- Material for the task -

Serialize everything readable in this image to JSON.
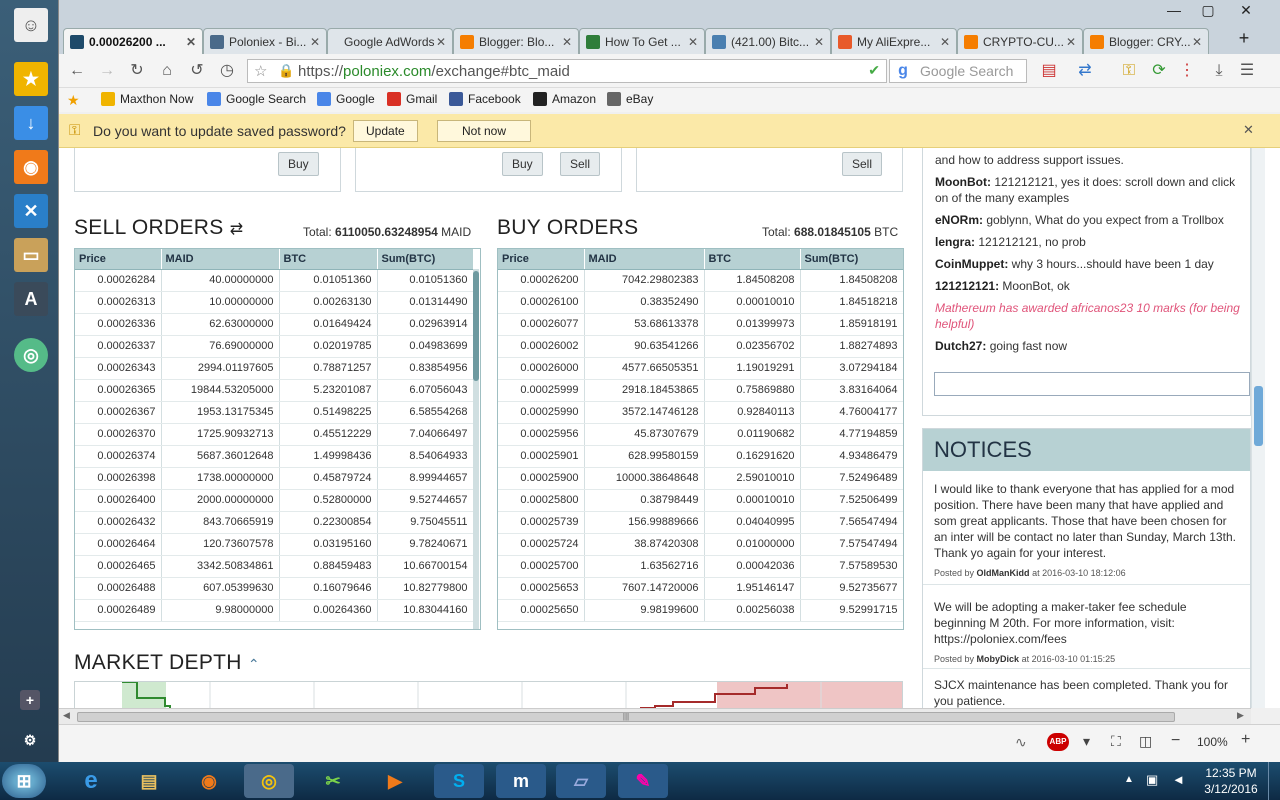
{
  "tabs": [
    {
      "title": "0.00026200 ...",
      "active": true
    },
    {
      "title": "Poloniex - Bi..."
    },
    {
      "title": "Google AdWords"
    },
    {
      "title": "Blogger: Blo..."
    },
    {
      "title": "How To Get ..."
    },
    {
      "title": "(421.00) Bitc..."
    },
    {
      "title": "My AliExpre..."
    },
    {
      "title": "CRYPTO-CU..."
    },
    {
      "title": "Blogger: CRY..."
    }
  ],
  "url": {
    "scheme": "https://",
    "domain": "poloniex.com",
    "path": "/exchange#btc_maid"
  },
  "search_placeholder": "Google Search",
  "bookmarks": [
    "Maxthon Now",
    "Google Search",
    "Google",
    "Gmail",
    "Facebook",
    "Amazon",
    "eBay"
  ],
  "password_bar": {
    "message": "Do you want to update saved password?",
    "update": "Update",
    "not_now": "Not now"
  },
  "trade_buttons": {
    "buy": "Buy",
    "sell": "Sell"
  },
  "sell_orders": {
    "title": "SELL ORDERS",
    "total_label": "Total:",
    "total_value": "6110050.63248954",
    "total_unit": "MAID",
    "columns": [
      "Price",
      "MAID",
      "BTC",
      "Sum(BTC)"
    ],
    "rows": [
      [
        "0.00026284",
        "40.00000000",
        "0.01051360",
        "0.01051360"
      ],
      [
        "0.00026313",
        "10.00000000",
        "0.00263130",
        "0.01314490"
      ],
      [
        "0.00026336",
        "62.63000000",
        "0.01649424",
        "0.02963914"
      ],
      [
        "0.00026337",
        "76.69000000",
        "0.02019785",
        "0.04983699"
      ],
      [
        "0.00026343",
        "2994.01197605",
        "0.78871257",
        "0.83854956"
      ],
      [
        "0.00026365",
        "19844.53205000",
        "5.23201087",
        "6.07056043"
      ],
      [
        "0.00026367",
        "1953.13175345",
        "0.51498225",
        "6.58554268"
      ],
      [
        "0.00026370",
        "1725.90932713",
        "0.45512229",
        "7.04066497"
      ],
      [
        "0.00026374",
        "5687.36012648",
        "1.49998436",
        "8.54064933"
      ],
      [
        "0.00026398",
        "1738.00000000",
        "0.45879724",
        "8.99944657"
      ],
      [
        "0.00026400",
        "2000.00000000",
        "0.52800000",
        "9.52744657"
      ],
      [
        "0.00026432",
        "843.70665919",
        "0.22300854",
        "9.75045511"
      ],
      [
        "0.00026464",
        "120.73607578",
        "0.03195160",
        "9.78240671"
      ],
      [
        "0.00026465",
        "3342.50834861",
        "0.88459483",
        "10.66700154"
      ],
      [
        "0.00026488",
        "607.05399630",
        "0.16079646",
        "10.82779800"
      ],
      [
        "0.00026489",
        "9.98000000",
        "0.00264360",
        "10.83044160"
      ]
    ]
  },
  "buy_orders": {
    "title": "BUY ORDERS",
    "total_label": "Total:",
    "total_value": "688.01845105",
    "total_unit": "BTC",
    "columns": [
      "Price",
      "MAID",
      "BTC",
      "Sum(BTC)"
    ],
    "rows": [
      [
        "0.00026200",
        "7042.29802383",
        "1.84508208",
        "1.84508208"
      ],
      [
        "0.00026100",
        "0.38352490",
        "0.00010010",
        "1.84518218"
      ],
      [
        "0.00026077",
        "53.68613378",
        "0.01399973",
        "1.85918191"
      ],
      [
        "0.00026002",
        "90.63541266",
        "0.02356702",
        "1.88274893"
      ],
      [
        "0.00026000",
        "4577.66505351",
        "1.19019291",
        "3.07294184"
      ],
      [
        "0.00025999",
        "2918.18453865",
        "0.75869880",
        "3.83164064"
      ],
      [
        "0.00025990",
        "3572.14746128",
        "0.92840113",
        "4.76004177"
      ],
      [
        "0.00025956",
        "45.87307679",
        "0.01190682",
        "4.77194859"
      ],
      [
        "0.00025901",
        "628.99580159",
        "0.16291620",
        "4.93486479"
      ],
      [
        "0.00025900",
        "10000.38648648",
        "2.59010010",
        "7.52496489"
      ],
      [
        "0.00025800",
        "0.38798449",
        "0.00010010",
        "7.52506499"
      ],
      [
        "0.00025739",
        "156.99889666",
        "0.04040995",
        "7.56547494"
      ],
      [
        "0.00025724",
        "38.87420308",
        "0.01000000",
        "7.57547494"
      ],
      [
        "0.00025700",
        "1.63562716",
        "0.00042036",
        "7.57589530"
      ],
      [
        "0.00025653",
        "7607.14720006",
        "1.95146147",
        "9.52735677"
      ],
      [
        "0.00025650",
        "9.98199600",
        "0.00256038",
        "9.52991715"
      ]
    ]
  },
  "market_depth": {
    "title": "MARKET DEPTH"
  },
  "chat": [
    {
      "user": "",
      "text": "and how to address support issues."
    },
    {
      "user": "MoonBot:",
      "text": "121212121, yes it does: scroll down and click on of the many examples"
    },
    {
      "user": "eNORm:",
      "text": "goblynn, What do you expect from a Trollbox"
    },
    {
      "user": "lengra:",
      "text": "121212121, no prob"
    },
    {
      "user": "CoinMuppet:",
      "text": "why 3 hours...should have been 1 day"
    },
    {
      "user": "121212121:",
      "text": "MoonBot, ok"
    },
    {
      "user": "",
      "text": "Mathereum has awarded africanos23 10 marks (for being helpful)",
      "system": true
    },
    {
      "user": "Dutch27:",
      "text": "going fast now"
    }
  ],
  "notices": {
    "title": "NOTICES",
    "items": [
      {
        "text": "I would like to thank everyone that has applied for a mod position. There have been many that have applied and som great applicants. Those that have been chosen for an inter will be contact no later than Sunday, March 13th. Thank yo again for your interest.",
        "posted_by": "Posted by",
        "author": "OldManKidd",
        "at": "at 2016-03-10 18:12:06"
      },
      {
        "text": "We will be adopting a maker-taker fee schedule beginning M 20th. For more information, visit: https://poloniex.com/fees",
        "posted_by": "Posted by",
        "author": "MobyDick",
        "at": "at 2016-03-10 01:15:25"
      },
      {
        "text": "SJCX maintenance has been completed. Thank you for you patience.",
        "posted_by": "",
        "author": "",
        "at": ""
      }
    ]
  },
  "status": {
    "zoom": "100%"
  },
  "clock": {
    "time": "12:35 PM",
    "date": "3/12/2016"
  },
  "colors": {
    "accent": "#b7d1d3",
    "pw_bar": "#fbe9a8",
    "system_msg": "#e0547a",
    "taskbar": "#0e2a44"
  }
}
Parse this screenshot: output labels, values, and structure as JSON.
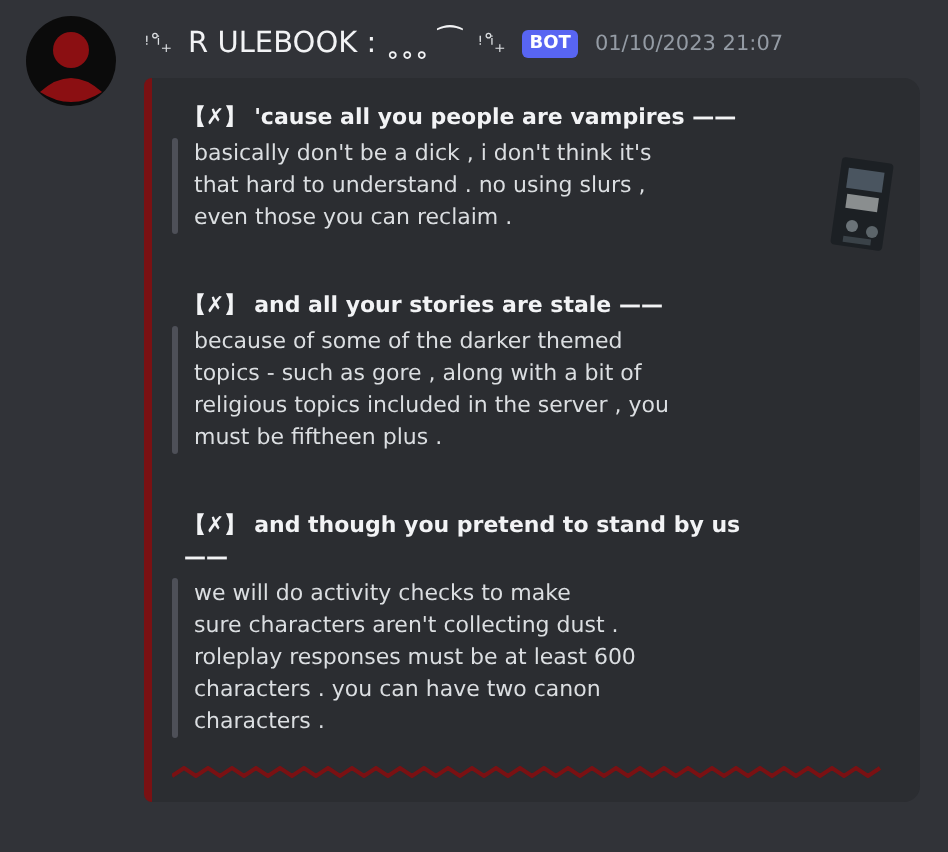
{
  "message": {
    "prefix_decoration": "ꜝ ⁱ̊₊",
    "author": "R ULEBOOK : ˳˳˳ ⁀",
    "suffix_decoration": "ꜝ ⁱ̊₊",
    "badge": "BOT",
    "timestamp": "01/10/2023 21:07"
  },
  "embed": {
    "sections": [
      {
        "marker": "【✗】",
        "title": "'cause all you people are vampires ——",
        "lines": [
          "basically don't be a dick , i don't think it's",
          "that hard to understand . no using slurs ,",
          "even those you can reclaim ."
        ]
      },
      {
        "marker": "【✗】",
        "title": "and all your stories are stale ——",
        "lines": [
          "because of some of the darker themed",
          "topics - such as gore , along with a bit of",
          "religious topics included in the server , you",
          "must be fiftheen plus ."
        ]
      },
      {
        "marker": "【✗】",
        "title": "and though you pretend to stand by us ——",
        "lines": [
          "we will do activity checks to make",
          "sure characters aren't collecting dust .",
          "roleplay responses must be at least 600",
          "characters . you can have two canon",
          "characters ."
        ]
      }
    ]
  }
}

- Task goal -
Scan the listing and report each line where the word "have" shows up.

- Task solution -
      "text": "why 3 hours...should have been 1 day"
        "text": "I would like to thank everyone that has applied for a mod position. There have been many that have applied and som great applicants. Those that have been chosen for an inter will be contact no later than Sunday, March 13th. Thank yo again for your interest.",
          "characters . you can have two canon",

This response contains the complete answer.